### What the task requires:
Sift the material for lines containing "Manually", and return them.

### Information provided:
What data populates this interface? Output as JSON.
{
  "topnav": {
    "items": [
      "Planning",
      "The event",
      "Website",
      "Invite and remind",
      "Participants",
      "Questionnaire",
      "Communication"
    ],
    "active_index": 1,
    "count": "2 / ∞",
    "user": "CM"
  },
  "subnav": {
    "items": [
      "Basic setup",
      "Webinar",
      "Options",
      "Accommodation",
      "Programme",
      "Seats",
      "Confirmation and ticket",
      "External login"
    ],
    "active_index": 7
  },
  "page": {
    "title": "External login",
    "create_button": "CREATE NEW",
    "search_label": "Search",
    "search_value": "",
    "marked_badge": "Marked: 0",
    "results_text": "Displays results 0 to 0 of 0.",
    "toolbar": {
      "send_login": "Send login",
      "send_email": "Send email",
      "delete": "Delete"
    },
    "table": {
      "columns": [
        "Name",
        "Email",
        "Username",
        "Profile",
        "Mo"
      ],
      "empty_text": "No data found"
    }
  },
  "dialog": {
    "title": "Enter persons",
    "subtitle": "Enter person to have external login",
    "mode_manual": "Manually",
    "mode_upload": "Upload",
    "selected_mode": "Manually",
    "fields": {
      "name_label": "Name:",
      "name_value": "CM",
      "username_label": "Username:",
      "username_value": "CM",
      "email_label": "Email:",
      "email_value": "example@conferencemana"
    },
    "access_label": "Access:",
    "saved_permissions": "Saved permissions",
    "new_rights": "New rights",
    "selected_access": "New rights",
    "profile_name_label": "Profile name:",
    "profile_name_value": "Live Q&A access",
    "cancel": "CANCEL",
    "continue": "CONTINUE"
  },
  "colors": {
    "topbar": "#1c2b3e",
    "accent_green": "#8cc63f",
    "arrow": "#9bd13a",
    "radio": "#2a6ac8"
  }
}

### Exercise output:
    "mode_manual": "Manually",
    "selected_mode": "Manually",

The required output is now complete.